I don't understand why my comments are seen as an 'insult'. However dedicated and thorough authors might be, understanding improves, new information comes to light, thinking moves on, errors are identified and corrected by later researchers and authors. It would be a very sorry state of affairs if we just accepted whatever anyone wrote in the past without thinking any further about it.
Paul Hollister's book was published over 40 years ago, and his background work conducted before that: we know a lot more now than we did 50 years ago, so it is not a surprise that his book contains errors. He did the best he could at the time, and his book is still very useful. But that does not mean we should treat everything in the book as correct, or that it is some form of heresy to challenge any part. For example, he is wrong about the early life of William Gillinder: I have written articles for the PCA Bulletin and addressed the PCA Convention about William's true background, and for whom he worked in the UK, and when. But Paul did not have access to the genealogical records and Trades Union records that I have now examined, and nor could he contact living Gillinder descendants, as I have done. It is not an 'insult' to identify or to correct his factual errors.
Bob Hall's Old English Paperweight's book was published in 1998, based in part on studies that Bob carried out during the previous 20 years and in part on research by Anne Anderson starting somewhat earlier. Again, the information and thinking reflected in the book is now at least 20 years old, and some of it older.

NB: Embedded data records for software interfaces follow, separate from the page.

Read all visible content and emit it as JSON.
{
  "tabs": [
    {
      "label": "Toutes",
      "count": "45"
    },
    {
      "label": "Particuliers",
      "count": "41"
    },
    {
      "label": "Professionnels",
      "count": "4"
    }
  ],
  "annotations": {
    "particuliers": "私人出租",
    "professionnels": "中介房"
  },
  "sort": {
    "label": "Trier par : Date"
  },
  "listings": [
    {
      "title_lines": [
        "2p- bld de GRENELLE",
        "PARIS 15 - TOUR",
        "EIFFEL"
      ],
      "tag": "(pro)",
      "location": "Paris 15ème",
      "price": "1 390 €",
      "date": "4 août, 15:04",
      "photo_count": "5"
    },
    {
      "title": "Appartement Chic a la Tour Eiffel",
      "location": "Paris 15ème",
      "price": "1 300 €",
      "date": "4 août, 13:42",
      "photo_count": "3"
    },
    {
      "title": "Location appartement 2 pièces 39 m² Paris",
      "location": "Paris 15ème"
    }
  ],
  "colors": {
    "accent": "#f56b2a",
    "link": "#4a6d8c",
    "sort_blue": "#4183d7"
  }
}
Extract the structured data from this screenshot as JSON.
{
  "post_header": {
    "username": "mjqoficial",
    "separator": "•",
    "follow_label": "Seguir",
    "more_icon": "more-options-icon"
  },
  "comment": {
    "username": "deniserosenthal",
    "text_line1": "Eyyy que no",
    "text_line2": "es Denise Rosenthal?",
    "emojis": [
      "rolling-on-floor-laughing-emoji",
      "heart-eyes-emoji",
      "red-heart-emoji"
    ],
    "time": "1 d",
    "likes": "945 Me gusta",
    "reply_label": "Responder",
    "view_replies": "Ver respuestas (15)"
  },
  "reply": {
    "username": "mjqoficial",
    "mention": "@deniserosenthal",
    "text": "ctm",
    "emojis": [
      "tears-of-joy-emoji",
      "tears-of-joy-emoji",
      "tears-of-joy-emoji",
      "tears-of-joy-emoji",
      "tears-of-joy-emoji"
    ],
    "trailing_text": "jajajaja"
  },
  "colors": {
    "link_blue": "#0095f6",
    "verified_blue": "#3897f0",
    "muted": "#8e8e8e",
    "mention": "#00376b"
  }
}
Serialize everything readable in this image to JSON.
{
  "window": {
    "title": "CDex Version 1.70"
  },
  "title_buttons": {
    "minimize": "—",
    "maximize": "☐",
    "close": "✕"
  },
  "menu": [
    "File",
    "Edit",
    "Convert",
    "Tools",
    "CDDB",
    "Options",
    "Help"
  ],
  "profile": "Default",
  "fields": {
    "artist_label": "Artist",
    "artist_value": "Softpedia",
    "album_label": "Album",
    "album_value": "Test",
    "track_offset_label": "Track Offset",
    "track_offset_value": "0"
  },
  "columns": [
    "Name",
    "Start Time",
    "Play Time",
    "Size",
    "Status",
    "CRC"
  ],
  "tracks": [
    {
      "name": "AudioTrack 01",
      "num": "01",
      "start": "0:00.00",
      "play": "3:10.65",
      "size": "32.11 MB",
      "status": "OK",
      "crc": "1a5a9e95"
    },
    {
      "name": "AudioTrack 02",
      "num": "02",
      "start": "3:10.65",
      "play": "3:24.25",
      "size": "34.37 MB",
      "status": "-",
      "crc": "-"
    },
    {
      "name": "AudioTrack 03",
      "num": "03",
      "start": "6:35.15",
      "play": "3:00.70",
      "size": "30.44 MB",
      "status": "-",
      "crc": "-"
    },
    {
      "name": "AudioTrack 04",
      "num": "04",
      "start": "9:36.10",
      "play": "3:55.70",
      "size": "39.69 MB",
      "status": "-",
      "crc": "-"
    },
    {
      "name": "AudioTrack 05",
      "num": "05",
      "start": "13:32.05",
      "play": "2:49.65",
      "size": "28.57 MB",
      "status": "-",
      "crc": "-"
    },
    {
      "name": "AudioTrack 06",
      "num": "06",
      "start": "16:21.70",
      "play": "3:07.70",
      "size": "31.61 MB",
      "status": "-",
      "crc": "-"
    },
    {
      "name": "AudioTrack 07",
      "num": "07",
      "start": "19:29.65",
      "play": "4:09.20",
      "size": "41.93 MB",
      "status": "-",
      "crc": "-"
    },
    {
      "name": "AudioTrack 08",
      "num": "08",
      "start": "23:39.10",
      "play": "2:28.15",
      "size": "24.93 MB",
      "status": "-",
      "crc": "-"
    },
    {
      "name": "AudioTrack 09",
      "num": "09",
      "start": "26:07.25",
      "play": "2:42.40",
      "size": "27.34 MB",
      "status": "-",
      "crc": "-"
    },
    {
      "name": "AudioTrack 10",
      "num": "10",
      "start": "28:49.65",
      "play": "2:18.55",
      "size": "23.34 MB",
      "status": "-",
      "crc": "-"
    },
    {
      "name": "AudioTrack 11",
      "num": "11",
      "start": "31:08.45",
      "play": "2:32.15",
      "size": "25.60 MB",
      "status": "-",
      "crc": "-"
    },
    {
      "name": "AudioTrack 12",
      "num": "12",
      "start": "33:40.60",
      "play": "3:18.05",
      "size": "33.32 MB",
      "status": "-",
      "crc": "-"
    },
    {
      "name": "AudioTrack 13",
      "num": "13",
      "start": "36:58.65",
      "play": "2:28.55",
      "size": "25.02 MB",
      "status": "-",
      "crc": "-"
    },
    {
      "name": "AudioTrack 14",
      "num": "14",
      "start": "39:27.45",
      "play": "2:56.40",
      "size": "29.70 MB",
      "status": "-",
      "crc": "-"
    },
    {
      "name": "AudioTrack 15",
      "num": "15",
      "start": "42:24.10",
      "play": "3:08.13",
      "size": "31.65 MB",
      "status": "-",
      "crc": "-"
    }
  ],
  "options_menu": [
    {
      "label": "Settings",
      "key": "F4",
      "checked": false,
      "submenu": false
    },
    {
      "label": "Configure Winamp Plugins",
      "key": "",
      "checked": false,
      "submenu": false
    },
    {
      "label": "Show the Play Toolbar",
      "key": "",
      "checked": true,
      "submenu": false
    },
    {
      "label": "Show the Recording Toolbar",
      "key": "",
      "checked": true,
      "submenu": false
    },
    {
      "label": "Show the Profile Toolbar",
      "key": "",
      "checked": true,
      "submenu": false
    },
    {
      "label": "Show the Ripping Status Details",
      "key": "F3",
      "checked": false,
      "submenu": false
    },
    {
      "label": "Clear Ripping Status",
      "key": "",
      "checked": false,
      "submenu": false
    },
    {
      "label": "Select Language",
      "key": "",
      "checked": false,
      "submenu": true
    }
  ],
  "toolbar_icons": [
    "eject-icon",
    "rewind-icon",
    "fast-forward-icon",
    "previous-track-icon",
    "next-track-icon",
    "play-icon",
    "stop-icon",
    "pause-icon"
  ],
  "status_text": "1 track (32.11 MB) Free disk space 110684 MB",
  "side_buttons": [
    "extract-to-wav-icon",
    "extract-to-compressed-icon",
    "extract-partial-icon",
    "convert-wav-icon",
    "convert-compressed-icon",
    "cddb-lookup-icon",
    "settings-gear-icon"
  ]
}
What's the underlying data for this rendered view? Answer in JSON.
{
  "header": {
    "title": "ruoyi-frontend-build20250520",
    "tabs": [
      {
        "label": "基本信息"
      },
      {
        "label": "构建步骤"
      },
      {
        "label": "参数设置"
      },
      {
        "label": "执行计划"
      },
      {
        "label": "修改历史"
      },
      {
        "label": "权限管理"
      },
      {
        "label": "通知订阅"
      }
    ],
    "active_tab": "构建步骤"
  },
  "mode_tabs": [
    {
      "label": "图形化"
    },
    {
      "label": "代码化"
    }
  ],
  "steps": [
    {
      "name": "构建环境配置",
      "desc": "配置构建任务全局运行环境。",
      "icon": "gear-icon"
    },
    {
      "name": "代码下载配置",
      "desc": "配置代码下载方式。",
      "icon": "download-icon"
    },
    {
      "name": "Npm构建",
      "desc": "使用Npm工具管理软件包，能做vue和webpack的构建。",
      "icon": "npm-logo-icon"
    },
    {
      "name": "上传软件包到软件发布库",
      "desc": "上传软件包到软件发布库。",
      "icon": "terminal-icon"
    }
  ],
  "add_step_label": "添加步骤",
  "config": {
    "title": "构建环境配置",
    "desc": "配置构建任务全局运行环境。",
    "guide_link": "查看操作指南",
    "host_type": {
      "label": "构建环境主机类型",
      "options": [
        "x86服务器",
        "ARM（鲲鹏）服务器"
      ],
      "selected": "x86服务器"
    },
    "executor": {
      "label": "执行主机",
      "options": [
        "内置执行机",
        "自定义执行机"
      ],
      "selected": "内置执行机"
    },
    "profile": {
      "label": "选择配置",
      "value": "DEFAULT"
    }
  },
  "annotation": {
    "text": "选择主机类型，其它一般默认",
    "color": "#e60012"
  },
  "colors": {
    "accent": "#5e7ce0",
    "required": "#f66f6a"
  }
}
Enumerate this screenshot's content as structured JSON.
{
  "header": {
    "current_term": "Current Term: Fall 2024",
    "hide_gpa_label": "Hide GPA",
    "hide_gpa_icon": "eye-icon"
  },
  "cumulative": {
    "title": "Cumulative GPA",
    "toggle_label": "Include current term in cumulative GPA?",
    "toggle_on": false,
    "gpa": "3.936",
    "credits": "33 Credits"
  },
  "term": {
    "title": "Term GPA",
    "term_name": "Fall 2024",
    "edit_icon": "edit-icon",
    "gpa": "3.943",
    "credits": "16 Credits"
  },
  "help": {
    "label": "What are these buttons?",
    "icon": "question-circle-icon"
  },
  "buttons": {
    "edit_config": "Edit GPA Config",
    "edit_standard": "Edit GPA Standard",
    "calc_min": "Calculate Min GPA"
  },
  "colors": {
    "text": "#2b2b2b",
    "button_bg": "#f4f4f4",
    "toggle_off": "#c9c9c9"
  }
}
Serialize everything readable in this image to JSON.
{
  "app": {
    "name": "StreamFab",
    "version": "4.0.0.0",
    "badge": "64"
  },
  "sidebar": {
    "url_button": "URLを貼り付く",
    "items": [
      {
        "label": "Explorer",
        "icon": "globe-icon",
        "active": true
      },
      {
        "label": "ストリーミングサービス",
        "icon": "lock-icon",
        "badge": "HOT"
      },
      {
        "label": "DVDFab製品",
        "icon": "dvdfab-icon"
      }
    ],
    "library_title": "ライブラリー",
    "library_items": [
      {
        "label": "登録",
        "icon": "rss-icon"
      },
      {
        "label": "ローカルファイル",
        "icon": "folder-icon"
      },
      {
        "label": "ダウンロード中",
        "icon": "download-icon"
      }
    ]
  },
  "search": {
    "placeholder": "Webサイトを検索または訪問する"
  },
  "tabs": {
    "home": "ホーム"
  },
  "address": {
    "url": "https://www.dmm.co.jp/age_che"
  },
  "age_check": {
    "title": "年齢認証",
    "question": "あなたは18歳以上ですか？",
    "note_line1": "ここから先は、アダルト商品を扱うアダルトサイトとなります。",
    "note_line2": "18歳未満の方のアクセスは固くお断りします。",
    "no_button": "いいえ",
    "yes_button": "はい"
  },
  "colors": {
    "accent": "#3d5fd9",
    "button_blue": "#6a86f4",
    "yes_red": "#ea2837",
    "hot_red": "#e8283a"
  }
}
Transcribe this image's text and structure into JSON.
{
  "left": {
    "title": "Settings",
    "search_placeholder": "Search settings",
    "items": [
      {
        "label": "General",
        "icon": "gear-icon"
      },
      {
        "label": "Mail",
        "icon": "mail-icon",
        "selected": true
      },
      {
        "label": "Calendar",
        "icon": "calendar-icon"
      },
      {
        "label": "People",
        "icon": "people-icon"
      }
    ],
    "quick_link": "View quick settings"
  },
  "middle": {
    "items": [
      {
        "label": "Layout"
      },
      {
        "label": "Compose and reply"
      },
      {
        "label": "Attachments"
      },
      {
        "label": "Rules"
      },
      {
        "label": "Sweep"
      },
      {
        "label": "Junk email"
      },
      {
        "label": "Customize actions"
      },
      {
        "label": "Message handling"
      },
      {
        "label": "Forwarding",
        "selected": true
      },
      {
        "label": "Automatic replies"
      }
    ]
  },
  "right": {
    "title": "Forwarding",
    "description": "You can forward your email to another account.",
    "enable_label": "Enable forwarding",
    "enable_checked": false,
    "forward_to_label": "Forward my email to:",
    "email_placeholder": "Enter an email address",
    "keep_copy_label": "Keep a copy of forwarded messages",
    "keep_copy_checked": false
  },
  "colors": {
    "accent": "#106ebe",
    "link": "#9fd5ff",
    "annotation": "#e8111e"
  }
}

It is not an 'insult' to point out that some of the paperweights shown in the Bacchus chapter would now be attributed to other makers, or to point out that he shows the same image twice in the chapter, treating it as a different paperweight and giving slightly different dimensions. It is a mistake - and we all make them: but mistakes in reference books need to be identified, to prevent others who cannot or do not want to question the status quo from perpetuating myths. I know Bob very well, and before his illness we had talked about the errors that could and should be corrected if there were a second edition, and also whether all my work measuring densities of Old English weights, and what it showed, should be included. Sadly, a revised edition will now not happen.